(Items from a dataset)
----------

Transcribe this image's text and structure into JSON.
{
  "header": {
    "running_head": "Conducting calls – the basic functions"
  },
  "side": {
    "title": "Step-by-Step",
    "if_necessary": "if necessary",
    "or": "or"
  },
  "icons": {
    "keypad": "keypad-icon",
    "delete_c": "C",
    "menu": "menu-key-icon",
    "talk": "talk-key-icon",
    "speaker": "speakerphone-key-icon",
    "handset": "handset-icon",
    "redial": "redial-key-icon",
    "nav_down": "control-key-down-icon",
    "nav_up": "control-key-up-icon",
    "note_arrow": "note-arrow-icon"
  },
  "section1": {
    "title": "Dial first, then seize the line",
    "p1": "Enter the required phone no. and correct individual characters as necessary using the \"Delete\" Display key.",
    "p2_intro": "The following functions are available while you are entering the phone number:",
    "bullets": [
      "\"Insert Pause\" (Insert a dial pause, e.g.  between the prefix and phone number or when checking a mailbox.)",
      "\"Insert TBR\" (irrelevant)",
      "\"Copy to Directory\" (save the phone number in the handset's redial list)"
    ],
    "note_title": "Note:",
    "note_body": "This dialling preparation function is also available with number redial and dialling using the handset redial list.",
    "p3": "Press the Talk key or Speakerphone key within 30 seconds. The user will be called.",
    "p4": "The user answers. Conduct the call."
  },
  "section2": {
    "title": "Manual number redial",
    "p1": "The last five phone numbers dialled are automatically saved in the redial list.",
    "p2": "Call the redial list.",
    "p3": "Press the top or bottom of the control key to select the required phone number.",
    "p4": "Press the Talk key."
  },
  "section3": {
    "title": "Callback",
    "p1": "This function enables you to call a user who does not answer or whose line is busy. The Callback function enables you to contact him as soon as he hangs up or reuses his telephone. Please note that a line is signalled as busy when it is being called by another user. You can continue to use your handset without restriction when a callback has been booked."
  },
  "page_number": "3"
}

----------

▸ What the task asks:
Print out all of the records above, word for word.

▸ Answer for this exercise:
Transcribe this image's text and structure into JSON.
{
  "header": {
    "running_head": "Conducting calls – the basic functions"
  },
  "side": {
    "title": "Step-by-Step",
    "if_necessary": "if necessary",
    "or": "or"
  },
  "icons": {
    "keypad": "keypad-icon",
    "delete_c": "C",
    "menu": "menu-key-icon",
    "talk": "talk-key-icon",
    "speaker": "speakerphone-key-icon",
    "handset": "handset-icon",
    "redial": "redial-key-icon",
    "nav_down": "control-key-down-icon",
    "nav_up": "control-key-up-icon",
    "note_arrow": "note-arrow-icon"
  },
  "section1": {
    "title": "Dial first, then seize the line",
    "p1": "Enter the required phone no. and correct individual characters as necessary using the \"Delete\" Display key.",
    "p2_intro": "The following functions are available while you are entering the phone number:",
    "bullets": [
      "\"Insert Pause\" (Insert a dial pause, e.g.  between the prefix and phone number or when checking a mailbox.)",
      "\"Insert TBR\" (irrelevant)",
      "\"Copy to Directory\" (save the phone number in the handset's redial list)"
    ],
    "note_title": "Note:",
    "note_body": "This dialling preparation function is also available with number redial and dialling using the handset redial list.",
    "p3": "Press the Talk key or Speakerphone key within 30 seconds. The user will be called.",
    "p4": "The user answers. Conduct the call."
  },
  "section2": {
    "title": "Manual number redial",
    "p1": "The last five phone numbers dialled are automatically saved in the redial list.",
    "p2": "Call the redial list.",
    "p3": "Press the top or bottom of the control key to select the required phone number.",
    "p4": "Press the Talk key."
  },
  "section3": {
    "title": "Callback",
    "p1": "This function enables you to call a user who does not answer or whose line is busy. The Callback function enables you to contact him as soon as he hangs up or reuses his telephone. Please note that a line is signalled as busy when it is being called by another user. You can continue to use your handset without restriction when a callback has been booked."
  },
  "page_number": "3"
}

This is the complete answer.